-- Input material --
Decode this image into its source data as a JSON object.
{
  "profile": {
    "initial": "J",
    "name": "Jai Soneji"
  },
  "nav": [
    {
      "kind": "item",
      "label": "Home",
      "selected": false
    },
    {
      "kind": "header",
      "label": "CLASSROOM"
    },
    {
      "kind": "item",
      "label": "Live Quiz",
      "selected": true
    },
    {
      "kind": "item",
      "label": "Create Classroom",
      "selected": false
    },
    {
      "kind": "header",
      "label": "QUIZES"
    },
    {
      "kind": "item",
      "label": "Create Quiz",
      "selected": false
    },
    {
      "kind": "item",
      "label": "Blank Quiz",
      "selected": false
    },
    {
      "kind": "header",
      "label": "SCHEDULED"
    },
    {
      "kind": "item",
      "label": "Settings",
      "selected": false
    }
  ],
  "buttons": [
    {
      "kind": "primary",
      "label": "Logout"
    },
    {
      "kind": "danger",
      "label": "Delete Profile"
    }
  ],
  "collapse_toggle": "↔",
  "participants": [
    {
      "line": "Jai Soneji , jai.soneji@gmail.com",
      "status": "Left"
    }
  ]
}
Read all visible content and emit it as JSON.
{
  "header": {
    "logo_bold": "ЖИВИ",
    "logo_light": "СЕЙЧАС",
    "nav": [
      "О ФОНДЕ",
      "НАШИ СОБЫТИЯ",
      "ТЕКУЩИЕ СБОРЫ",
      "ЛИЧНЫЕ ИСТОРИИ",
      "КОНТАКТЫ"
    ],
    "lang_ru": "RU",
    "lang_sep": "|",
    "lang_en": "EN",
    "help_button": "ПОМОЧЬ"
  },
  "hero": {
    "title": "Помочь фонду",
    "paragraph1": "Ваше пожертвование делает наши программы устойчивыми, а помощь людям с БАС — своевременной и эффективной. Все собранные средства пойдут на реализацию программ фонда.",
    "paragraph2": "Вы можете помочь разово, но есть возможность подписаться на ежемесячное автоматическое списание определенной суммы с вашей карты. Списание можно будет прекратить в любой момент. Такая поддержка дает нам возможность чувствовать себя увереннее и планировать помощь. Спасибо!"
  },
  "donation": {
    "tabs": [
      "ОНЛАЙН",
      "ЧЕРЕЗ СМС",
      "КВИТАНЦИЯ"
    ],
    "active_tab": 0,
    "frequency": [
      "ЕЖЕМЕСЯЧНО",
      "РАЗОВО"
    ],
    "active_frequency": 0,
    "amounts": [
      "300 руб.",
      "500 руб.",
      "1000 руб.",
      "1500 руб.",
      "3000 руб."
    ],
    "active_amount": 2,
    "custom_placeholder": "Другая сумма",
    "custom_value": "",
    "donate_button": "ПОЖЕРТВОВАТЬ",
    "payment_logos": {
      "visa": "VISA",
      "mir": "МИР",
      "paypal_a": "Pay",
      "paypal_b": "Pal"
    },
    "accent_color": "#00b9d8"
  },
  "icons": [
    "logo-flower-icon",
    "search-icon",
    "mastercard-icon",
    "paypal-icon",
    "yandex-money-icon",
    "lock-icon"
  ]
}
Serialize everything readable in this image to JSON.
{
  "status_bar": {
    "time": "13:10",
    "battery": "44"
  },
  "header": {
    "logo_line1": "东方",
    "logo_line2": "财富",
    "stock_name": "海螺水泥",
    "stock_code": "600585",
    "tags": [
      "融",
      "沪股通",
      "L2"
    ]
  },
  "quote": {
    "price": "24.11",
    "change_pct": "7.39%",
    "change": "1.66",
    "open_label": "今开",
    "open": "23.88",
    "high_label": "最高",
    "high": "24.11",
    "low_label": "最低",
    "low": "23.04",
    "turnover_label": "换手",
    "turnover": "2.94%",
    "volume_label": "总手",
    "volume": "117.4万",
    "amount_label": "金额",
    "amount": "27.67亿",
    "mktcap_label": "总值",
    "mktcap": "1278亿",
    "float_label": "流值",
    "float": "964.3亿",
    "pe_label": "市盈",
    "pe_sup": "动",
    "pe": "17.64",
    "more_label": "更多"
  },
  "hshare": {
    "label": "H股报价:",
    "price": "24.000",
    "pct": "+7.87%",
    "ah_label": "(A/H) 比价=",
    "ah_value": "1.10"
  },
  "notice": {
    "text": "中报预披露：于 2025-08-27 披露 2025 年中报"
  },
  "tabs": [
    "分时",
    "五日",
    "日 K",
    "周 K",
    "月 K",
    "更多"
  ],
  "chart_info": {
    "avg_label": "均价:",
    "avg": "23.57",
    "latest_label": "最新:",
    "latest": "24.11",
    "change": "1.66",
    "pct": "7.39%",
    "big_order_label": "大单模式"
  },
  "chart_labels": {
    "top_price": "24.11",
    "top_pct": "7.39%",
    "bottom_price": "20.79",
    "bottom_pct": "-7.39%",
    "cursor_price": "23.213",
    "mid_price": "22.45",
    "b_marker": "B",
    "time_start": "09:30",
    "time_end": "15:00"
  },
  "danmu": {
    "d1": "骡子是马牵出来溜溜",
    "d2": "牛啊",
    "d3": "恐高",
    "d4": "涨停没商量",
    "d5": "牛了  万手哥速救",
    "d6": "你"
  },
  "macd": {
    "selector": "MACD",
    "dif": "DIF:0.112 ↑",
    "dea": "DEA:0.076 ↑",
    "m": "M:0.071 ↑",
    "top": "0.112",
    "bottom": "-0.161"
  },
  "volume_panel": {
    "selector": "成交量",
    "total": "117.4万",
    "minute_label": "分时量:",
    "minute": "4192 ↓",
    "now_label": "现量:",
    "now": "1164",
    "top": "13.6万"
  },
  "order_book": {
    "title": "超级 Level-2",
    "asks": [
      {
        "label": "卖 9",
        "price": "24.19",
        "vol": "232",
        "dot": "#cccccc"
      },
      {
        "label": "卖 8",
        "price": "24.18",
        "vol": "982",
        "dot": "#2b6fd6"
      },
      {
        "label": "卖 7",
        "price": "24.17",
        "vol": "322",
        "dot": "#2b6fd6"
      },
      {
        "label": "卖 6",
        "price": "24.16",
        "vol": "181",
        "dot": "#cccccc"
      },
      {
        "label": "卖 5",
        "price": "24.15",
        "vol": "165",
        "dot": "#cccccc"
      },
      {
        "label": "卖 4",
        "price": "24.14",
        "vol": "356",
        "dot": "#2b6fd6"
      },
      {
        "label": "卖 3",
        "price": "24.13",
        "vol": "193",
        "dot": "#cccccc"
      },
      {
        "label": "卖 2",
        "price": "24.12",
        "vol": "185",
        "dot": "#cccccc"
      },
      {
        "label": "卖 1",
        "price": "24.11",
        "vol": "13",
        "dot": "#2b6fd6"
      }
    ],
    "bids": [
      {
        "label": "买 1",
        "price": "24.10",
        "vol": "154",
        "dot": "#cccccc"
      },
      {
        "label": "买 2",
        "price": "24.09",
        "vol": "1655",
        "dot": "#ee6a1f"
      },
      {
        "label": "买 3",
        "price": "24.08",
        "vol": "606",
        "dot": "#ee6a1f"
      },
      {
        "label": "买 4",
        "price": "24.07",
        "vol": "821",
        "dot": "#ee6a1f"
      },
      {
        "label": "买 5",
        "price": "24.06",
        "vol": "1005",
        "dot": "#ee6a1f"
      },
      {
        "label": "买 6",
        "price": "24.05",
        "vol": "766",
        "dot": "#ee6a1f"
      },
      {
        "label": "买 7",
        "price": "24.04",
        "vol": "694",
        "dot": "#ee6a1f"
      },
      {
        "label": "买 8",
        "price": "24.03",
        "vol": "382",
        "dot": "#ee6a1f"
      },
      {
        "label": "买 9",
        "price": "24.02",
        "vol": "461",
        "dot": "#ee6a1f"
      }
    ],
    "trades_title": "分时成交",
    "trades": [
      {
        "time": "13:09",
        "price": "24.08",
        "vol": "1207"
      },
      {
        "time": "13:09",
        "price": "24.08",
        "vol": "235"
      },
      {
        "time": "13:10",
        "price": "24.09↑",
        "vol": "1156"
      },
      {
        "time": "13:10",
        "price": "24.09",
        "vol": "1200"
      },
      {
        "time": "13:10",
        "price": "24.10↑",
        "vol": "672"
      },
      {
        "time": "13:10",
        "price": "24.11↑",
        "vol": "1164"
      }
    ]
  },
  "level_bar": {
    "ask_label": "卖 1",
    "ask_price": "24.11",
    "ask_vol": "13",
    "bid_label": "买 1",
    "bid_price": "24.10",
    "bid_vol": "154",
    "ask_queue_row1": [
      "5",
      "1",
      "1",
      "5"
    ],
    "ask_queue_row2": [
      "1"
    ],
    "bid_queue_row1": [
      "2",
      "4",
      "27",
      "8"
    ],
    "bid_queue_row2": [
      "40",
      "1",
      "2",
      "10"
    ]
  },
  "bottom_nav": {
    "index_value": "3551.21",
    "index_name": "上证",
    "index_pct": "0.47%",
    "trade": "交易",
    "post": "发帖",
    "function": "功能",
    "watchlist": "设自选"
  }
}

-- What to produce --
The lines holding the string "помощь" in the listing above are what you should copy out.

-- Expected answer --
    "paragraph1": "Ваше пожертвование делает наши программы устойчивыми, а помощь людям с БАС — своевременной и эффективной. Все собранные средства пойдут на реализацию программ фонда.",
    "paragraph2": "Вы можете помочь разово, но есть возможность подписаться на ежемесячное автоматическое списание определенной суммы с вашей карты. Списание можно будет прекратить в любой момент. Такая поддержка дает нам возможность чувствовать себя увереннее и планировать помощь. Спасибо!"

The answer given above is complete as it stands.